Starting with students admitted this spring to enter law school in the fall of 1999, the Association will enclose a letter in every notice of admission sent to a minority applicant by the five Los Angeles County law schools. This letter will invite these students to apply for a $5,000 scholarship ($2,500 per semester) for which they will be eligible only if they enroll at one of the five schools. The letter emphasizes the Association's historical commitment to diversity and our interest in having those future law students attend a local law school and practice law in our community. The scholarship application, in addition to requiring an official transcript and financial need information, requires a 500-word personal statement on the "obstacles, if any, you have overcome in pursuing your education and what qualities and talents you would bring to the Los Angeles legal community."
A separate Application Review Committee, chaired by Tomas Lopez of Ochoa & Sillas, will review the applications and choose the scholarship recipients. (The BASF received 195 applications for its scholarships last year and awarded 25.) Scholarship recipients will be informed of their selection and asked to confirm their acceptance of the scholarship and their intention to matriculate at a Los Angeles County law school. Scholarship recipients will be invited to attend the Association's installation dinner on June 24, 1999. We will honor both the scholarship recipients and those who contributed to the scholarship fund at the event.
The response of the Association's membership has already been overwhelming. Our deepest appreciation is in order for the following law firms and corporations, which have agreed to fund one or more scholarships:
- Atlantic Richfield Corporation
- Dewey Ballantine LLP
- Gibson, Dunn & Crutcher LLP
- Katten Muchin & Zavis
- Latham & Watkins
- McClintock Weston Benshoof Rochefort Rubalcava & MacCuish LLP
- Morrison & Foerster LLP
- O'Melveny & Myers LLP
- Paul, Hastings, Janofsky & Walker LLP
- Sempra Energy
- Sheppard, Mullin, Richter & Hampton LLP
- Sidley & Austin
- Skadden, Arps, Slate Meagher & Flom LLP.
Scholarship contributors will also have the opportunity to provide a mentor for a scholarship recipient, if they choose to do so.
There Is More to Do
We are not so naive as to believe that these scholarships alone will achieve the level of diversity we need, but we know that they will help. Just as the California Minority Counsel Program and the Association's minority hiring and retention goals help. Just as mentoring programs help. Just as the efforts to identify and recruit judges by affiliated specialty bars-such as the Black Women Lawyers Association, the John M. Langston Bar Association, the Mexican American Bar Association, and the Southern California Chinese Lawyers Association-help.
You too can help. To find out how you or your firm or corporation can participate, please contact Gracie Lee at (213) 896-6407 or by e-mail at firstname.lastname@example.org.

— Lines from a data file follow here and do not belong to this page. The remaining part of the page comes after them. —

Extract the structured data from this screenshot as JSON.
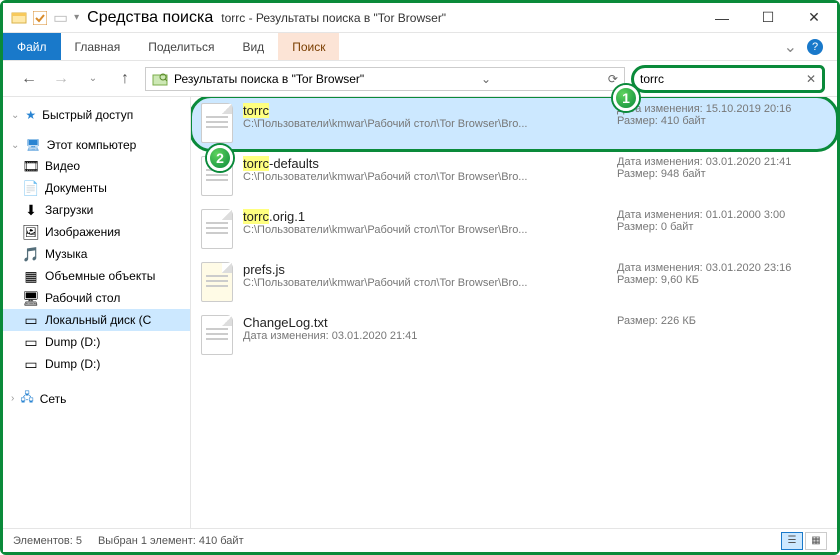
{
  "window": {
    "title": "torrc - Результаты поиска в \"Tor Browser\"",
    "context_tab_label": "Средства поиска"
  },
  "ribbon": {
    "file": "Файл",
    "home": "Главная",
    "share": "Поделиться",
    "view": "Вид",
    "search": "Поиск"
  },
  "address": {
    "path": "Результаты поиска в \"Tor Browser\""
  },
  "search": {
    "query": "torrc"
  },
  "sidebar": {
    "quick": "Быстрый доступ",
    "thispc": "Этот компьютер",
    "items": [
      {
        "icon": "video",
        "label": "Видео"
      },
      {
        "icon": "doc",
        "label": "Документы"
      },
      {
        "icon": "download",
        "label": "Загрузки"
      },
      {
        "icon": "image",
        "label": "Изображения"
      },
      {
        "icon": "music",
        "label": "Музыка"
      },
      {
        "icon": "3d",
        "label": "Объемные объекты"
      },
      {
        "icon": "desktop",
        "label": "Рабочий стол"
      },
      {
        "icon": "drive",
        "label": "Локальный диск (C"
      },
      {
        "icon": "drive",
        "label": "Dump (D:)"
      },
      {
        "icon": "drive",
        "label": "Dump (D:)"
      }
    ],
    "network": "Сеть"
  },
  "results": [
    {
      "name_parts": [
        {
          "t": "torrc",
          "hl": true
        }
      ],
      "path": "C:\\Пользователи\\kmwar\\Рабочий стол\\Tor Browser\\Bro...",
      "date_label": "Дата изменения:",
      "date": "15.10.2019 20:16",
      "size_label": "Размер:",
      "size": "410 байт",
      "selected": true
    },
    {
      "name_parts": [
        {
          "t": "torrc",
          "hl": true
        },
        {
          "t": "-defaults",
          "hl": false
        }
      ],
      "path": "C:\\Пользователи\\kmwar\\Рабочий стол\\Tor Browser\\Bro...",
      "date_label": "Дата изменения:",
      "date": "03.01.2020 21:41",
      "size_label": "Размер:",
      "size": "948 байт"
    },
    {
      "name_parts": [
        {
          "t": "torrc",
          "hl": true
        },
        {
          "t": ".orig.1",
          "hl": false
        }
      ],
      "path": "C:\\Пользователи\\kmwar\\Рабочий стол\\Tor Browser\\Bro...",
      "date_label": "Дата изменения:",
      "date": "01.01.2000 3:00",
      "size_label": "Размер:",
      "size": "0 байт"
    },
    {
      "name_parts": [
        {
          "t": "prefs.js",
          "hl": false
        }
      ],
      "path": "C:\\Пользователи\\kmwar\\Рабочий стол\\Tor Browser\\Bro...",
      "date_label": "Дата изменения:",
      "date": "03.01.2020 23:16",
      "size_label": "Размер:",
      "size": "9,60 КБ",
      "icon": "js"
    },
    {
      "name_parts": [
        {
          "t": "ChangeLog.txt",
          "hl": false
        }
      ],
      "path_label": "Дата изменения: 03.01.2020 21:41",
      "path": "Дата изменения: 03.01.2020 21:41",
      "size_label": "Размер:",
      "size": "226 КБ",
      "icon": "txt"
    }
  ],
  "status": {
    "count": "Элементов: 5",
    "selection": "Выбран 1 элемент: 410 байт"
  },
  "badges": {
    "one": "1",
    "two": "2"
  }
}
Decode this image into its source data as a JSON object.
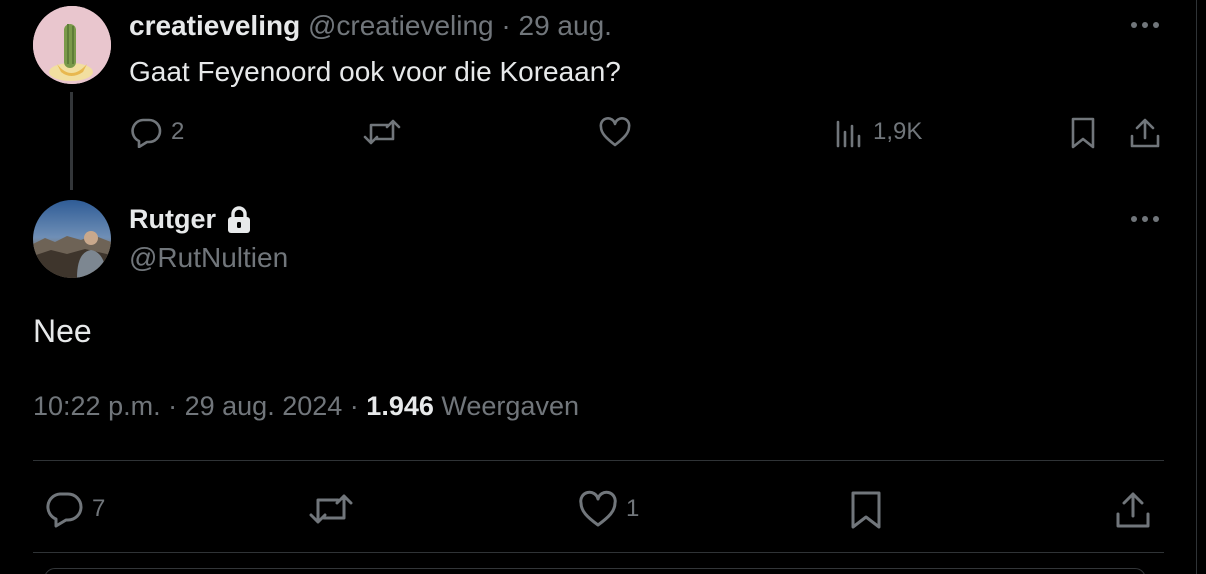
{
  "parent_tweet": {
    "display_name": "creatieveling",
    "handle": "@creatieveling",
    "separator": "·",
    "date": "29 aug.",
    "text": "Gaat Feyenoord ook voor die Koreaan?",
    "actions": {
      "replies": "2",
      "reposts": "",
      "likes": "",
      "views": "1,9K"
    }
  },
  "reply_tweet": {
    "display_name": "Rutger",
    "handle": "@RutNultien",
    "text": "Nee",
    "time": "10:22 p.m.",
    "separator": "·",
    "date": "29 aug. 2024",
    "views_count": "1.946",
    "views_label": "Weergaven",
    "actions": {
      "replies": "7",
      "reposts": "",
      "likes": "1"
    }
  },
  "colors": {
    "background": "#000000",
    "text_primary": "#e7e9ea",
    "text_secondary": "#71767b",
    "border": "#2f3336"
  },
  "icons": [
    "more-icon",
    "reply-icon",
    "repost-icon",
    "like-icon",
    "views-icon",
    "bookmark-icon",
    "share-icon",
    "lock-icon"
  ]
}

1 The statistics in this section are taken from Report of the Bay Area Minority Law Student Advisory Committee (Oct. 1998).
2 ABA Journal, Feb. 1999.
3 United We Stand, San Francisco Attorney, Aug./Sep. 1998, at 7.